About this task. Filter the material, keeping only lines with the word "icon".

Records.
::::::::
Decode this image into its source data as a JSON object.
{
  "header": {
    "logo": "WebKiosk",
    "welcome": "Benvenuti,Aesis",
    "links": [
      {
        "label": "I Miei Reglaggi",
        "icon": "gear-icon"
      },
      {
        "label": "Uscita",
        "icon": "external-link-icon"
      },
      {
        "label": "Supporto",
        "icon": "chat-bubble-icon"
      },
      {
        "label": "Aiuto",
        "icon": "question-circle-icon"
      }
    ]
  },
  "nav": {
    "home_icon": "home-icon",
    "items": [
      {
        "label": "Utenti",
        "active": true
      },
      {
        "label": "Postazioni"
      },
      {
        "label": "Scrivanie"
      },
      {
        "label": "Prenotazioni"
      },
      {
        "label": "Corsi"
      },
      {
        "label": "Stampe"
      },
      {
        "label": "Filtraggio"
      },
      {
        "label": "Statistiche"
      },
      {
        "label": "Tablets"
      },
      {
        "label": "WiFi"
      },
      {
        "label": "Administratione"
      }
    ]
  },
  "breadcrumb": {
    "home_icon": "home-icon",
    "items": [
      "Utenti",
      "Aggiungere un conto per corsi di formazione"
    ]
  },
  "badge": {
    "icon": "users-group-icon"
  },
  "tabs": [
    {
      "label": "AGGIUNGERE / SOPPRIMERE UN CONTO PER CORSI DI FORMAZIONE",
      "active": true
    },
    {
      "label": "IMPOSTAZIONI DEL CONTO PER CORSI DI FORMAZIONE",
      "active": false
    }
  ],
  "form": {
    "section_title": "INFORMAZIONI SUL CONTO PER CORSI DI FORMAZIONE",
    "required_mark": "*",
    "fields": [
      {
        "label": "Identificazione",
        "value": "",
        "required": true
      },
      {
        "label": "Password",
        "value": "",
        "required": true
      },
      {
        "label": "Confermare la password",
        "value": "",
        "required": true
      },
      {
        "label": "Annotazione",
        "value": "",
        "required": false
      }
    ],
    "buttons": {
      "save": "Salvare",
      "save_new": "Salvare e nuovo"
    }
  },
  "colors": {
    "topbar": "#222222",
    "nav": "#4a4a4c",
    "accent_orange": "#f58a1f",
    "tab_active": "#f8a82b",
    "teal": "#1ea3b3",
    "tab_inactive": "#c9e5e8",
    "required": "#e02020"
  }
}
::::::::
Response to this task.
        "icon": "gear-icon"
        "icon": "external-link-icon"
        "icon": "chat-bubble-icon"
        "icon": "question-circle-icon"
    "home_icon": "home-icon",
    "home_icon": "home-icon",
    "icon": "users-group-icon"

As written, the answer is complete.